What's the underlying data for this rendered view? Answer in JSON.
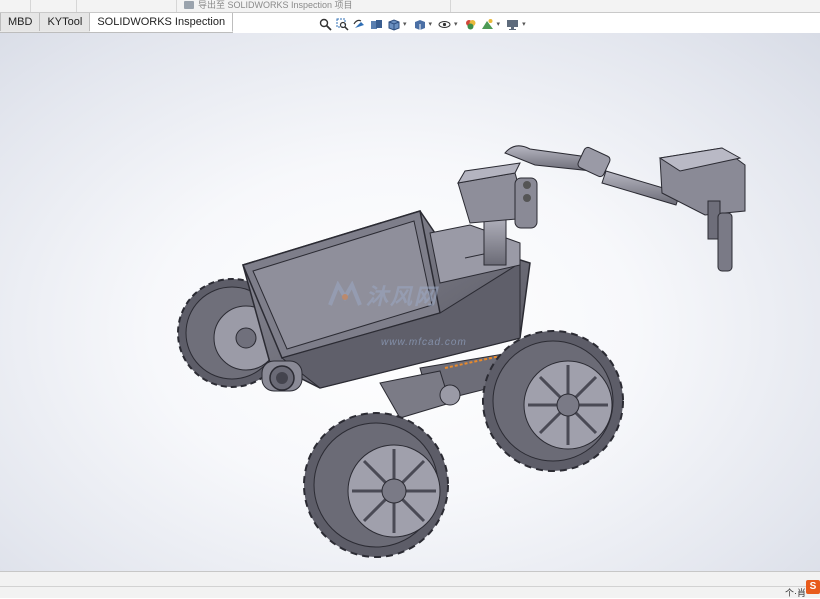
{
  "ribbon": {
    "export_command": "导出至 SOLIDWORKS Inspection 项目"
  },
  "tabs": [
    {
      "label": "MBD"
    },
    {
      "label": "KYTool"
    },
    {
      "label": "SOLIDWORKS Inspection"
    }
  ],
  "hud_toolbar": {
    "icons": [
      "zoom-to-fit-icon",
      "zoom-to-area-icon",
      "previous-view-icon",
      "section-view-icon",
      "view-orientation-icon",
      "display-style-icon",
      "hide-show-items-icon",
      "edit-appearance-icon",
      "apply-scene-icon",
      "view-settings-icon"
    ],
    "colors": {
      "accent": "#2f6fb5",
      "appearance": "#d1463a"
    }
  },
  "viewport": {
    "watermark_text": "沐风网",
    "watermark_url": "www.mfcad.com"
  },
  "statusbar": {
    "right_text": "个·肖"
  }
}
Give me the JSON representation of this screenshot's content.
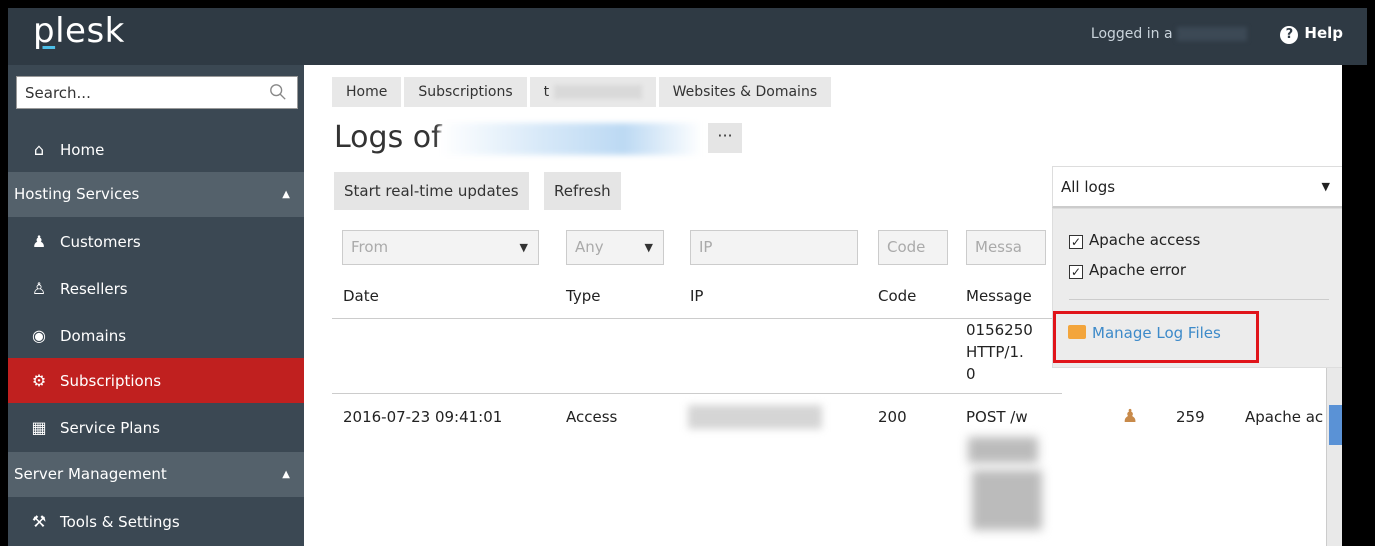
{
  "topbar": {
    "logo": "plesk",
    "logged_in": "Logged in a",
    "help": "Help"
  },
  "sidebar": {
    "search_placeholder": "Search...",
    "home": "Home",
    "sections": [
      {
        "label": "Hosting Services",
        "items": [
          "Customers",
          "Resellers",
          "Domains",
          "Subscriptions",
          "Service Plans"
        ]
      },
      {
        "label": "Server Management",
        "items": [
          "Tools & Settings"
        ]
      }
    ],
    "active_item": "Subscriptions",
    "icons": [
      "home-icon",
      "user-icon",
      "reseller-icon",
      "globe-icon",
      "gear-icon",
      "calendar-icon",
      "tools-icon"
    ]
  },
  "breadcrumb": [
    "Home",
    "Subscriptions",
    "t",
    "Websites & Domains"
  ],
  "page": {
    "title": "Logs of",
    "more": "···"
  },
  "toolbar": {
    "realtime": "Start real-time updates",
    "refresh": "Refresh"
  },
  "filters": {
    "from": "From",
    "type": "Any",
    "ip": "IP",
    "code": "Code",
    "message": "Messa"
  },
  "table": {
    "headers": [
      "Date",
      "Type",
      "IP",
      "Code",
      "Message"
    ],
    "partial_row": {
      "message_lines": [
        "0156250",
        "HTTP/1.",
        "0"
      ]
    },
    "rows": [
      {
        "date": "2016-07-23 09:41:01",
        "type": "Access",
        "code": "200",
        "message": "POST /w",
        "size": "259",
        "source": "Apache ac"
      }
    ]
  },
  "logs_dropdown": {
    "selected": "All logs",
    "options": [
      {
        "label": "Apache access",
        "checked": true
      },
      {
        "label": "Apache error",
        "checked": true
      }
    ],
    "manage": "Manage Log Files"
  },
  "colors": {
    "topbar": "#2f3a44",
    "sidebar": "#3b4853",
    "active": "#c0201f",
    "highlight": "#e0141a",
    "link": "#3d8ac9"
  }
}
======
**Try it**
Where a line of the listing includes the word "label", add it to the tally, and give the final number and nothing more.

**Answer space**
7